◆ **The problem**:
Whenever a line of the data below holds the string "대한민국의", copy that line.

◆ **Data for this task**:
• • • •
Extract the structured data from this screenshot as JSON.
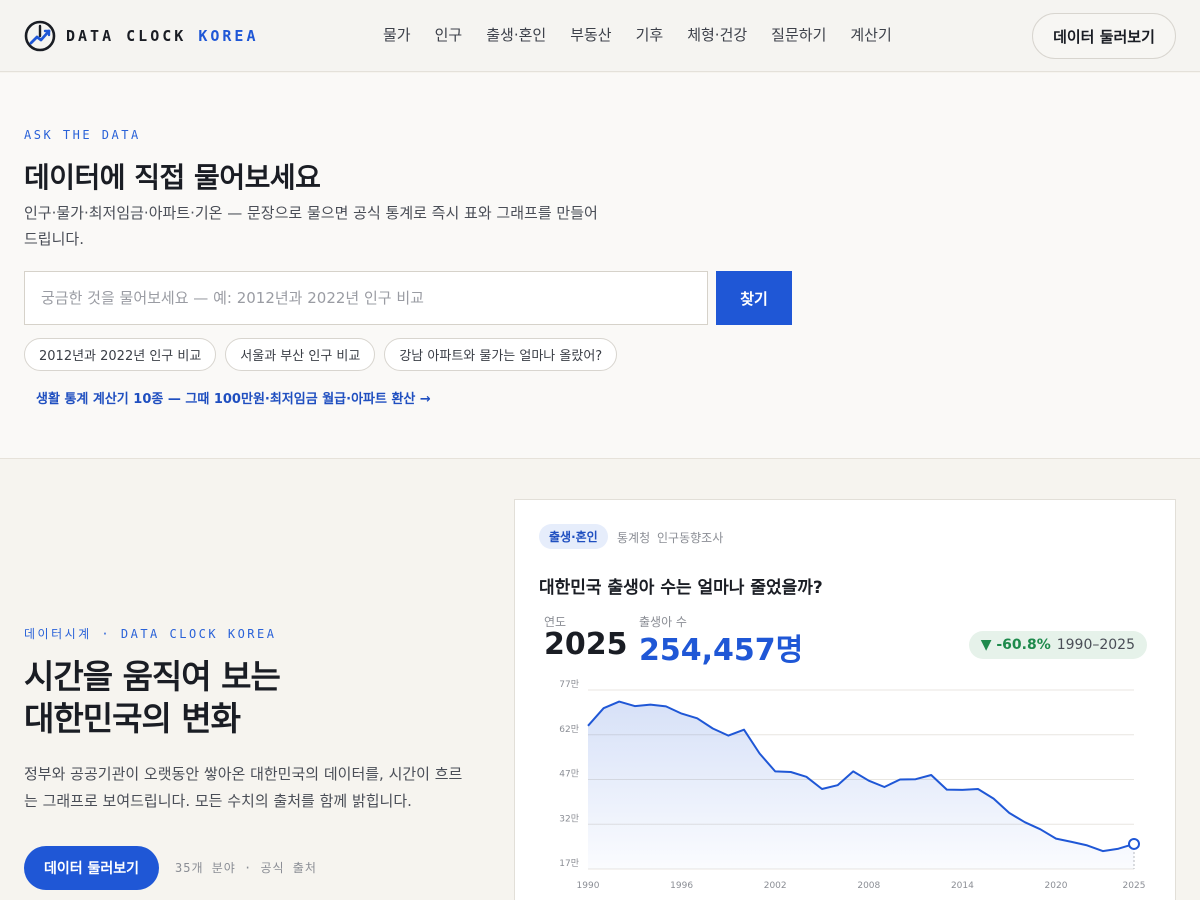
{
  "header": {
    "logo_text": "DATA CLOCK",
    "logo_accent": "KOREA",
    "nav": [
      "물가",
      "인구",
      "출생·혼인",
      "부동산",
      "기후",
      "체형·건강",
      "질문하기",
      "계산기"
    ],
    "cta": "데이터 둘러보기"
  },
  "ask": {
    "eyebrow": "ASK THE DATA",
    "title": "데이터에 직접 물어보세요",
    "description": "인구·물가·최저임금·아파트·기온 — 문장으로 물으면 공식 통계로 즉시 표와 그래프를 만들어 드립니다.",
    "search_placeholder": "궁금한 것을 물어보세요 — 예: 2012년과 2022년 인구 비교",
    "search_button": "찾기",
    "chips": [
      "2012년과 2022년 인구 비교",
      "서울과 부산 인구 비교",
      "강남 아파트와 물가는 얼마나 올랐어?"
    ],
    "calc_link": "생활 통계 계산기 10종 — 그때 100만원·최저임금 월급·아파트 환산 →"
  },
  "hero": {
    "eyebrow": "데이터시계 · DATA CLOCK KOREA",
    "title_line1": "시간을 움직여 보는",
    "title_line2": "대한민국의 변화",
    "description": "정부와 공공기관이 오랫동안 쌓아온 대한민국의 데이터를, 시간이 흐르는 그래프로 보여드립니다. 모든 수치의 출처를 함께 밝힙니다.",
    "button": "데이터 둘러보기",
    "meta": "35개 분야 · 공식 출처"
  },
  "card": {
    "tag": "출생·혼인",
    "source_org": "통계청",
    "source_survey": "인구동향조사",
    "question": "대한민국 출생아 수는 얼마나 줄었을까?",
    "year_label": "연도",
    "year_value": "2025",
    "births_label": "출생아 수",
    "births_value": "254,457명",
    "delta_value": "▼ -60.8%",
    "delta_range": "1990–2025",
    "colors": {
      "accent": "#1f57d6",
      "positive_bg": "#e6f2ea",
      "delta_text": "#1e8a4c"
    }
  },
  "chart_data": {
    "type": "area",
    "title": "대한민국 출생아 수는 얼마나 줄었을까?",
    "xlabel": "",
    "ylabel": "",
    "x_ticks": [
      "1990",
      "1996",
      "2002",
      "2008",
      "2014",
      "2020",
      "2025"
    ],
    "y_ticks": [
      "77만",
      "62만",
      "47만",
      "32만",
      "17만"
    ],
    "ylim": [
      17,
      77
    ],
    "grid": true,
    "x": [
      1990,
      1991,
      1992,
      1993,
      1994,
      1995,
      1996,
      1997,
      1998,
      1999,
      2000,
      2001,
      2002,
      2003,
      2004,
      2005,
      2006,
      2007,
      2008,
      2009,
      2010,
      2011,
      2012,
      2013,
      2014,
      2015,
      2016,
      2017,
      2018,
      2019,
      2020,
      2021,
      2022,
      2023,
      2024,
      2025
    ],
    "values": [
      65,
      70.9,
      73.1,
      71.6,
      72.1,
      71.5,
      69.1,
      67.5,
      64.1,
      61.7,
      63.7,
      55.7,
      49.7,
      49.5,
      47.9,
      43.8,
      45.1,
      49.7,
      46.6,
      44.5,
      47.0,
      47.1,
      48.5,
      43.6,
      43.5,
      43.8,
      40.6,
      35.8,
      32.7,
      30.3,
      27.2,
      26.1,
      24.9,
      23.0,
      23.8,
      25.4
    ]
  }
}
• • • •
◆ **Reply**:
    "title_line2": "대한민국의 변화",
    "description": "정부와 공공기관이 오랫동안 쌓아온 대한민국의 데이터를, 시간이 흐르는 그래프로 보여드립니다. 모든 수치의 출처를 함께 밝힙니다.",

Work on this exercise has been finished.